Where do you draw the line? How about opioids?
It's a fact that the proper use of opioids can help injured workers return to work. In the long run, however, the painkillers may be much more trouble than they are worth, because the treatment is more expensive and may not speed up the return of workers to their jobs.
That's the conclusion of new research reported by MarketWatch.com. The study shows long-term use of opioids roughly tripled the amount of money that employers spend on temporary disability benefits when compared to workers with similar injuries who were not prescribed opioids. The bottom line: researchers found no evidence that opioids are beneficial when prescribed in workers' compensation cases.
Teaming up for the study were researchers at the Workers Compensation Research Institute in Cambridge, Massachusetts, the Alice Peck Day Memorial Hospital in Lebanon, New Hampshire, and the Department of Economics at the University of California, Irvine. The National Bureau of Economic Research, also in Cambridge, distributed the study.

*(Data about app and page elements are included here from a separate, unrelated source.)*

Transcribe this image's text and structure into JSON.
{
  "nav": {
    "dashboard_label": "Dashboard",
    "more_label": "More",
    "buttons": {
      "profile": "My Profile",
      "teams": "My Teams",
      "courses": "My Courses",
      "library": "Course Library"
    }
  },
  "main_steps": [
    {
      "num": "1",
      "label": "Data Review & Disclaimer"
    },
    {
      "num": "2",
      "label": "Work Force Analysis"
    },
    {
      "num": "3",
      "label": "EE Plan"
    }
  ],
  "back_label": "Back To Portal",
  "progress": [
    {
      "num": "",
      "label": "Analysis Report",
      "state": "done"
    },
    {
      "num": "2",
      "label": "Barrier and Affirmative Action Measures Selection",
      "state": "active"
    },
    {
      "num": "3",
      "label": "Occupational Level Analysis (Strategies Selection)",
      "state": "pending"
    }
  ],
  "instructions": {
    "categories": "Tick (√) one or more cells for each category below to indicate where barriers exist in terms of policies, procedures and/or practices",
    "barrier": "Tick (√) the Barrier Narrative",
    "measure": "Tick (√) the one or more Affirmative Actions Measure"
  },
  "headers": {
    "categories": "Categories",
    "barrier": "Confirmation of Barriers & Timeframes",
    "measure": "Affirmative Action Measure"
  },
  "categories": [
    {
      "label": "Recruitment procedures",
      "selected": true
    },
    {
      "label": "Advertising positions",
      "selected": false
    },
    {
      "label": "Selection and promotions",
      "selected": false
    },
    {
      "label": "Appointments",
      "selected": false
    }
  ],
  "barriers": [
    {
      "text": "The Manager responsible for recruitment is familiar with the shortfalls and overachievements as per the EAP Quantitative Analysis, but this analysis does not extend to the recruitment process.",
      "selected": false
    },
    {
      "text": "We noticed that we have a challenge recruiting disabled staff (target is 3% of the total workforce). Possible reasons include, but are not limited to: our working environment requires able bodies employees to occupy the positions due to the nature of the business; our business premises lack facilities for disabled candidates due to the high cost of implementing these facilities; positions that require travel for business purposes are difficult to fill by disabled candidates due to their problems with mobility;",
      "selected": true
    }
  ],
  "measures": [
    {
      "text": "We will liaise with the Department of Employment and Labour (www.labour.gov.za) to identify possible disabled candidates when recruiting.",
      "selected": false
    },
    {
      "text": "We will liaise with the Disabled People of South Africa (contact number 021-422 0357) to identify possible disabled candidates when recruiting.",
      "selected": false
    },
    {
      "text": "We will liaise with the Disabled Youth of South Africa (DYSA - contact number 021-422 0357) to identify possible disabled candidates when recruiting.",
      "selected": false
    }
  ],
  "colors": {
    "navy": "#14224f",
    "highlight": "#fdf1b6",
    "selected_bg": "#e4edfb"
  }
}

The researchers analyzed workers who suffered back injuries on the job, who missed more than seven days of work and who could qualify for workers' compensation. They compared workers who were prescribed opioids for an extended time period to workers who were not. What they found is that workers who did not use opioids often returned to work sooner.
The researchers were careful to point out that the use of opioids sometimes may be necessary to help workers recover from injuries. They concluded, however, that the long-term use of opioids may be counter-productive and that state regulators should consider additional research into whether the way they prescribe opioids for injured workers make sense.
Employees who are under pressure can fight back
As an employee, though, you may be feel pressured to use opioids as part of your treatment plan. Your employer is looking for short-term gain at the risk of potential long-term issues - your health. Your reluctance to take opioids as part of your recovery could be interpreted as an unwillingness to cooperate with your employer at the potential cost of your job. In addition, as we hear more and more about opioids in the news every day, there's the obvious risk of addiction.
If you have suffered an injury on the job in Ohio and have questions about your medical options, your best bet is not your employer, an insurance company or the Bureau of Workers' Compensation. Each is looking out for its own interests, not yours. You need an advocate like the experienced workers' compensation lawyers at Hochman & Plunkett Co., L.P.A. We have more than 150 years of combined experience handling cases like yours, with offices in Dayton, Troy, Springfield and Cincinnati.